Her comment is one of such extreme ignorance that it makes my blood boil. For one, strength doesn’t come into eating disorders. Strength is something of value. It is a brilliantly positive trait to have; something you use in the face of hardship; to get through something or to defeat it. It is something that you use to fight and beat an eating disorder, not something you use to continue its existence. It does not take strength to have an eating disorder: it takes sickness and misery and intense self-hatred. It takes strength to recover. Secondly, you cannot “try to go anorexic for a good three hours”. Anorexia is first and foremost a mental illness (like all other eating disorders), not something that you can just “try” and then stop because you get a bit too hungry. “Trying” is not part of an eating disorder. You would never in a million years “try” to have an eating disorder if you understood what it entailed. It’s not about having the willpower to “go anorexic”. Any eating disorder is a disease that creeps up on you and slowly invades your mind bit by bit until it has wormed its way into every part of it, and then suddenly you realise that you are drowning in it and there is no conceivable way out. You don’t just “go anorexic” for three hours and then choose to stop. Need I say it again: there is no choice. And no, funnily enough eating ice and celery for three hours only does not mean you have a serious and deadly disease.

Willpower is inextricably linked to choice, and we know that eating disorders are not a choice, so the two cannot be thought of in conjunction with each other. Ever. To talk about eating disorders requiring willpower undermines the helplessness and hopelessness that someone feels whilst being under the control of such a powerful and deadly disease. To talk about eating disorders requiring willpower – a positive trait we all want – undermines the sheer anguish and torment someone suffering from one has to experience every second of every day. To say eating disorders require willpower is to inadvertently say that there is something that tortured person has that you admire. You are looking into eyes full of pain and saying, “I want what you have.

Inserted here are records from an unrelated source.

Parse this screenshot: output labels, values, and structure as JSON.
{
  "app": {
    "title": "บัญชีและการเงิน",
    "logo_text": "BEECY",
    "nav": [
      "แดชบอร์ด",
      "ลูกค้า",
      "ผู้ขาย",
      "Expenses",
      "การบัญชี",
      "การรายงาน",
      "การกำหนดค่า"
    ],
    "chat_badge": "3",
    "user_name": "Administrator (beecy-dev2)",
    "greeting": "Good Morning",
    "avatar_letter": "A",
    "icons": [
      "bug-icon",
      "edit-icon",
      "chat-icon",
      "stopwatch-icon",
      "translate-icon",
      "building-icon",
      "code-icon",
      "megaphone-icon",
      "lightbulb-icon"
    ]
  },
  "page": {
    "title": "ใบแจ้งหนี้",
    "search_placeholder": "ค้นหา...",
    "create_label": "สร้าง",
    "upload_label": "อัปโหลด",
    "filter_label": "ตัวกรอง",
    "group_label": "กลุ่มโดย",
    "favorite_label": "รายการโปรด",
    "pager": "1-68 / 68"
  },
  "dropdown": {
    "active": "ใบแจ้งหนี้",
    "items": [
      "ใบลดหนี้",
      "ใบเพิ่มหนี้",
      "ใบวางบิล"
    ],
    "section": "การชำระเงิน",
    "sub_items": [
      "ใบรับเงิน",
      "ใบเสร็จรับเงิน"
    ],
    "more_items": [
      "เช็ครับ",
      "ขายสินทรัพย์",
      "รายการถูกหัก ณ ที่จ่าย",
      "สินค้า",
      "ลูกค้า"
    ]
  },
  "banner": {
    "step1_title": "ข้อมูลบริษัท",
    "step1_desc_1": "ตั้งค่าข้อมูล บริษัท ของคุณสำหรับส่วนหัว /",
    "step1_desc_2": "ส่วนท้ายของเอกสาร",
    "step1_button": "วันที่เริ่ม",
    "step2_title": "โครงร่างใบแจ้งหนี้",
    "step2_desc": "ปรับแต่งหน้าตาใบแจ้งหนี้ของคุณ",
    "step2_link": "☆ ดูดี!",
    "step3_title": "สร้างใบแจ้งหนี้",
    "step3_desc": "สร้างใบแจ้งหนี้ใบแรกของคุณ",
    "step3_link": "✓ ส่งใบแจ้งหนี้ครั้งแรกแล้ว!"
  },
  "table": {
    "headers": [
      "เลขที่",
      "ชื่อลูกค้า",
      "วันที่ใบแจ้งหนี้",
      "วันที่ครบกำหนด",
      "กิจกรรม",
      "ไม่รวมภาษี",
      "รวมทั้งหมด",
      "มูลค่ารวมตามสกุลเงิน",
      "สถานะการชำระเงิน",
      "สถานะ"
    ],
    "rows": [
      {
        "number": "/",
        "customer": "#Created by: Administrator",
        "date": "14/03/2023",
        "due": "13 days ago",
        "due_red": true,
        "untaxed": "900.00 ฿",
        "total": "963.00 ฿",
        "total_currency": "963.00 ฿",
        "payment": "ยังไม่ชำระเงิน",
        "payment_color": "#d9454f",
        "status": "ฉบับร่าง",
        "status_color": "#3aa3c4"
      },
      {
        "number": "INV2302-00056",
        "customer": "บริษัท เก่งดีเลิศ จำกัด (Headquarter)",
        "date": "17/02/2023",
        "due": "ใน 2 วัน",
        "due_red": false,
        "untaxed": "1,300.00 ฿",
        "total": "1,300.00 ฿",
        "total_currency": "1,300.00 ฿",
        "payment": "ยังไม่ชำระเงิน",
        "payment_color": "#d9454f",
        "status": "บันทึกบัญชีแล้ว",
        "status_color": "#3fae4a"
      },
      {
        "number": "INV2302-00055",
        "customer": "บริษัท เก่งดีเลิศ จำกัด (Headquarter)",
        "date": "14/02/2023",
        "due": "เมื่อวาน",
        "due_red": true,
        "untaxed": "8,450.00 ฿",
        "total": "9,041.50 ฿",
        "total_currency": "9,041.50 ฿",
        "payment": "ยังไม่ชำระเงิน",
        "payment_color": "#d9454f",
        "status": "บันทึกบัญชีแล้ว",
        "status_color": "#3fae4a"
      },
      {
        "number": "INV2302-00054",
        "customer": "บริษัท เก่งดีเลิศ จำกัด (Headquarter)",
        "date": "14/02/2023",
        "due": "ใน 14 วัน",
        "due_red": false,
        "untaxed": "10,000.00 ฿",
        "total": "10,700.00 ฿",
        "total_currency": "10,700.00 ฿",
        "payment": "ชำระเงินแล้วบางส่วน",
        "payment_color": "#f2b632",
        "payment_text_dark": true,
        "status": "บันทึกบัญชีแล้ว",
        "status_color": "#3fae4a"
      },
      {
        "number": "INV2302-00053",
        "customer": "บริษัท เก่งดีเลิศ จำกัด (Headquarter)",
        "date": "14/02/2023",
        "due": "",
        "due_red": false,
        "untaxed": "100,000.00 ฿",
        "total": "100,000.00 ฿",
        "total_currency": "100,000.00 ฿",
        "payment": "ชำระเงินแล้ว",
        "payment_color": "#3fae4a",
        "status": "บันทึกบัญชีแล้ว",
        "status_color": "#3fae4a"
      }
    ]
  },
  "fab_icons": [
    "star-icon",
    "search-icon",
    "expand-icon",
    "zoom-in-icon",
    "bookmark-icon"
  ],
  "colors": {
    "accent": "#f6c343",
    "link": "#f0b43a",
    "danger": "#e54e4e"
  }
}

Willpower is a positive thing. Having an eating disorder is a living hell. Willpower is strength and control. Living with an eating disorder is being crushed under a dictator that ultimately wants you dead and feeling unable to do anything but obey and walk knowingly into the jaws of death. Willpower is willpower and eating disorders are eating disorders. Let’s not mix up the two.